In Cloud, DBA, IaaS, Oracle database on May 3, 2017 at 16:58

“Get happiness out of your work or you may never know what happiness is.” — Elbert Hubbard

According to Amazon and quoted by Fortune Magazine in a recent article entitled “Amazon Data Center Chief schools Oracle CEO on Cloud claims“, AWS executive Andy Jassy said (at AWS Re:Invent two years ago) that every database customer he talks to is unhappy with their vendor: “I haven’t met a database customer that is not looking to flee their vendor.”

Another interesting article by James Hamilton entitled “How many Data Centers needed world-wide” discusses more or less the same topic. Reading the comments after it is worthwhile. Also consider reading these extensive performance results about Cloud performance and TCO of the Oracle database.

A young and extremely smart analyst from my company asked me last week: “Why is the Oracle database better than MySQL or MongoDB?”. Tough question, right? You may ask the same about DB2 or SQL Server. All databases have their pros and cons. And we as people have our preferences, based on experience, knowledge and prejudices.

If you try to find out the explanation of the quote statement on top, you might very like end up with this one: “You have to spend most of your life working, so if you’re unhappy at your work you’re likely to always be unhappy”.

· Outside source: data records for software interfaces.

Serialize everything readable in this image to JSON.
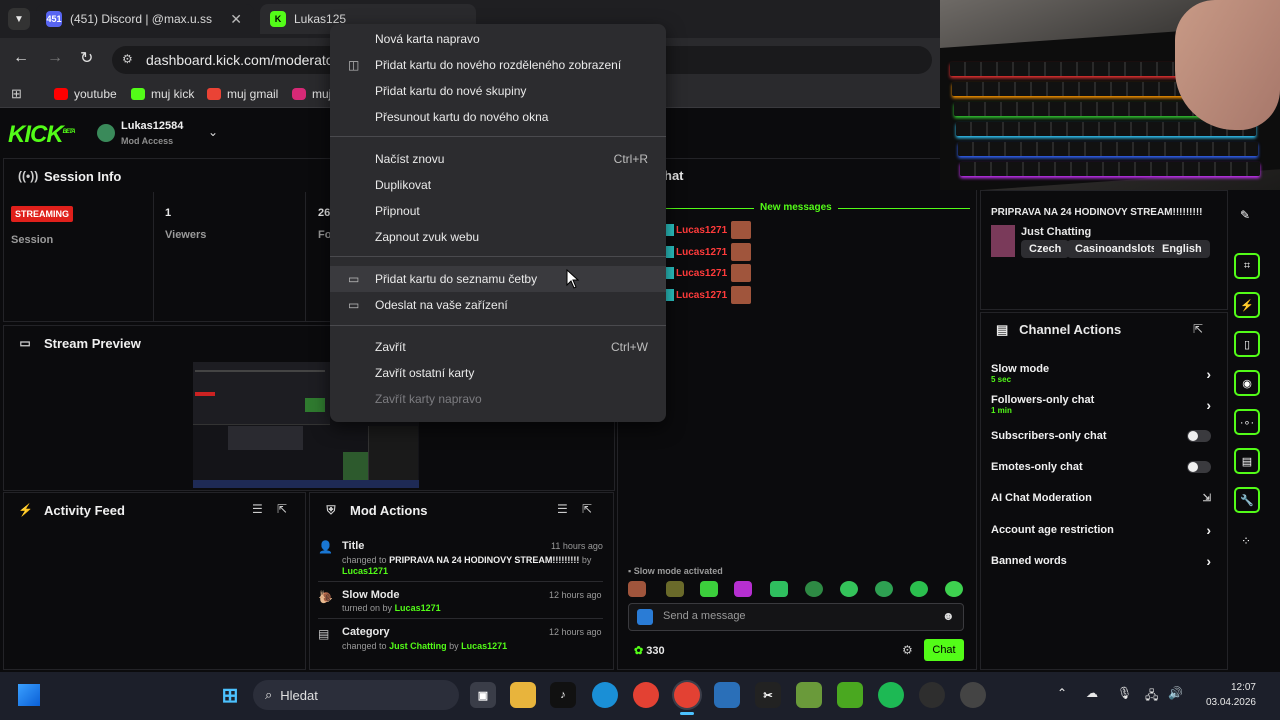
{
  "tabs": [
    {
      "label": "(451) Discord | @max.u.ss",
      "favicon": "discord-icon",
      "badge": "451"
    },
    {
      "label": "Lukas125",
      "favicon": "kick-icon",
      "badge": "K"
    }
  ],
  "address_bar": {
    "url": "dashboard.kick.com/moderator/"
  },
  "bookmarks": [
    {
      "label": "youtube",
      "icon": "youtube-icon",
      "color": "#ff0000"
    },
    {
      "label": "muj kick",
      "icon": "kick-icon",
      "color": "#53fc18"
    },
    {
      "label": "muj gmail",
      "icon": "gmail-icon",
      "color": "#ea4335"
    },
    {
      "label": "muj",
      "icon": "instagram-icon",
      "color": "#d62976"
    }
  ],
  "kick": {
    "logo": "KICK",
    "logo_sup": "BETA",
    "user": {
      "name": "Lukas12584",
      "role": "Mod Access"
    }
  },
  "session_info": {
    "title": "Session Info",
    "status_badge": "STREAMING",
    "session_label": "Session",
    "viewers_value": "1",
    "viewers_label": "Viewers",
    "followers_value": "26",
    "followers_label": "Fo"
  },
  "stream_preview": {
    "title": "Stream Preview"
  },
  "activity_feed": {
    "title": "Activity Feed"
  },
  "mod_actions": {
    "title": "Mod Actions",
    "items": [
      {
        "title": "Title",
        "time": "11 hours ago",
        "pre": "changed to",
        "value": "PRIPRAVA NA 24 HODINOVY STREAM!!!!!!!!!",
        "by": "by",
        "user": "Lucas1271",
        "icon": "person-icon"
      },
      {
        "title": "Slow Mode",
        "time": "12 hours ago",
        "pre": "turned on by",
        "value": "",
        "by": "",
        "user": "Lucas1271",
        "icon": "snail-icon"
      },
      {
        "title": "Category",
        "time": "12 hours ago",
        "pre": "changed to",
        "value": "Just Chatting",
        "by": "by",
        "user": "Lucas1271",
        "icon": "category-icon"
      }
    ]
  },
  "chat": {
    "title_fragment": "hat",
    "new_messages": "New messages",
    "messages": [
      "Lucas1271",
      "Lucas1271",
      "Lucas1271",
      "Lucas1271"
    ],
    "slow_mode_notice": "Slow mode activated",
    "input_placeholder": "Send a message",
    "points": "330",
    "send_label": "Chat"
  },
  "stream_info": {
    "title": "PRIPRAVA NA 24 HODINOVY STREAM!!!!!!!!!",
    "category": "Just Chatting",
    "tags": [
      "Czech",
      "Casinoandslots",
      "English"
    ]
  },
  "channel_actions": {
    "title": "Channel Actions",
    "slow_mode": {
      "label": "Slow mode",
      "value": "5 sec"
    },
    "followers_only": {
      "label": "Followers-only chat",
      "value": "1 min"
    },
    "subscribers_only": {
      "label": "Subscribers-only chat"
    },
    "emotes_only": {
      "label": "Emotes-only chat"
    },
    "ai_moderation": {
      "label": "AI Chat Moderation"
    },
    "account_age": {
      "label": "Account age restriction"
    },
    "banned_words": {
      "label": "Banned words"
    }
  },
  "context_menu": {
    "new_tab_right": "Nová karta napravo",
    "split_view": "Přidat kartu do nového rozděleného zobrazení",
    "new_group": "Přidat kartu do nové skupiny",
    "new_window": "Přesunout kartu do nového okna",
    "reload": "Načíst znovu",
    "reload_shortcut": "Ctrl+R",
    "duplicate": "Duplikovat",
    "pin": "Připnout",
    "unmute": "Zapnout zvuk webu",
    "reading_list": "Přidat kartu do seznamu četby",
    "send_device": "Odeslat na vaše zařízení",
    "close": "Zavřít",
    "close_shortcut": "Ctrl+W",
    "close_others": "Zavřít ostatní karty",
    "close_right": "Zavřít karty napravo"
  },
  "taskbar": {
    "search_label": "Hledat",
    "time": "12:07",
    "date": "03.04.2026"
  },
  "colors": {
    "accent": "#53fc18",
    "streaming": "#e0201b",
    "menu_bg": "#2c2c2f"
  }
}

So, I have been happy (if that is the right word) working with the Oracle database. Unlike DB2, you have all the tools, options and automation to tune it. With about couple of hundred MySQL databases at Nokia, we spent more time (thank you Google!) investigating issues than with more than one thousand Oracle databases. SQL Server: if you prefer using the mouse instead of the keyboard, then this is the right database for you! Teradata compared to Exadata: let me not start…

As Forrester say, In-Memory Databases are driving next-generation workloads and use cases. Check out this recent comparison of all vendors.

But back to Cloud. Have a look at what speed and what features Oracle is embedding into its Cloud. By far the best Cloud for Oracle workloads! All these are new additions to the Oracle IaaS:

What’s New for Oracle Compute Cloud Service (IaaS)

– Compute Service: 8 and 16 OCPU Virtual Machines

CentOS, Ubuntu OS Images

RHEL via BYOI OS Image

Multipart Upload: Multipart upload enables uploading an object in parts, enhancing speed of upload and accommodating larger objects

Audit Service: This new service automatically records calls to all supported BMCS public API endpoints as log events

Search Domain DHCP

Terraform Provider: The BMCS Terraform provider is now available. Terraform is an open source infrastructure automation and management software tool

Developer Tools Enhancements: New versions of BMCS developer tools are now available, including Ruby, Python, and Java SDKs, HDFS Connector, and CLI

New Instance Shapes

– Windows BYOL: It is now possible to Bring Your Own License (BYOL) for Windows Server

– NVMe Storage: You can now use NVMe SSD disks as ephemeral data disks attached to your instances

– SSD Block Storage: These high-performance volumes can be used for persistent block storage or for bootable volumes

New Web UI: This new interface can be used to perform basic operations against Storage Cloud resources

HSM Cloud Service Integration